─── Data listing
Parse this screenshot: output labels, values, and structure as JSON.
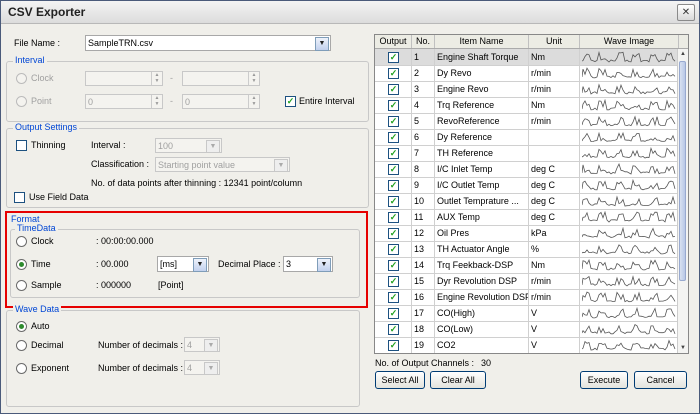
{
  "window": {
    "title": "CSV Exporter",
    "close_glyph": "✕"
  },
  "file": {
    "label": "File Name :",
    "value": "SampleTRN.csv"
  },
  "interval": {
    "group_label": "Interval",
    "clock_label": "Clock",
    "point_label": "Point",
    "point_from": "0",
    "point_to": "0",
    "dash": "-",
    "entire_label": "Entire Interval"
  },
  "output_settings": {
    "group_label": "Output Settings",
    "thinning_label": "Thinning",
    "interval_label": "Interval :",
    "interval_value": "100",
    "classification_label": "Classification :",
    "classification_value": "Starting point value",
    "points_text": "No. of data points after thinning : 12341 point/column",
    "use_field_label": "Use Field Data"
  },
  "format": {
    "group_label": "Format",
    "timedata_label": "TimeData",
    "clock_label": "Clock",
    "clock_value": ": 00:00:00.000",
    "time_label": "Time",
    "time_value": ": 00.000",
    "time_unit": "[ms]",
    "decimal_place_label": "Decimal Place :",
    "decimal_place_value": "3",
    "sample_label": "Sample",
    "sample_value": ": 000000",
    "sample_unit": "[Point]"
  },
  "wave_data": {
    "group_label": "Wave Data",
    "auto_label": "Auto",
    "decimal_label": "Decimal",
    "exponent_label": "Exponent",
    "num_decimals_label": "Number of decimals :",
    "decimal_value": "4",
    "exponent_value": "4"
  },
  "table": {
    "headers": [
      "Output",
      "No.",
      "Item Name",
      "Unit",
      "Wave Image"
    ],
    "rows": [
      {
        "no": "1",
        "name": "Engine Shaft Torque",
        "unit": "Nm"
      },
      {
        "no": "2",
        "name": "Dy Revo",
        "unit": "r/min"
      },
      {
        "no": "3",
        "name": "Engine Revo",
        "unit": "r/min"
      },
      {
        "no": "4",
        "name": "Trq Reference",
        "unit": "Nm"
      },
      {
        "no": "5",
        "name": "RevoReference",
        "unit": "r/min"
      },
      {
        "no": "6",
        "name": "Dy Reference",
        "unit": ""
      },
      {
        "no": "7",
        "name": "TH Reference",
        "unit": ""
      },
      {
        "no": "8",
        "name": "I/C Inlet Temp",
        "unit": "deg C"
      },
      {
        "no": "9",
        "name": "I/C Outlet Temp",
        "unit": "deg C"
      },
      {
        "no": "10",
        "name": "Outlet Temprature ...",
        "unit": "deg C"
      },
      {
        "no": "11",
        "name": "AUX Temp",
        "unit": "deg C"
      },
      {
        "no": "12",
        "name": "Oil Pres",
        "unit": "kPa"
      },
      {
        "no": "13",
        "name": "TH Actuator Angle",
        "unit": "%"
      },
      {
        "no": "14",
        "name": "Trq Feekback-DSP",
        "unit": "Nm"
      },
      {
        "no": "15",
        "name": "Dyr Revolution DSP",
        "unit": "r/min"
      },
      {
        "no": "16",
        "name": "Engine Revolution DSP",
        "unit": "r/min"
      },
      {
        "no": "17",
        "name": "CO(High)",
        "unit": "V"
      },
      {
        "no": "18",
        "name": "CO(Low)",
        "unit": "V"
      },
      {
        "no": "19",
        "name": "CO2",
        "unit": "V"
      }
    ]
  },
  "footer": {
    "channels_label": "No. of Output Channels :",
    "channels_value": "30",
    "select_all": "Select All",
    "clear_all": "Clear All",
    "execute": "Execute",
    "cancel": "Cancel"
  },
  "glyphs": {
    "check": "✓",
    "dropdown": "▼",
    "spin_up": "▲",
    "spin_down": "▼"
  }
}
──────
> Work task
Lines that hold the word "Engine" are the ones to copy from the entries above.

> Answer to this exercise
        "name": "Engine Shaft Torque",
        "name": "Engine Revo",
        "name": "Engine Revolution DSP",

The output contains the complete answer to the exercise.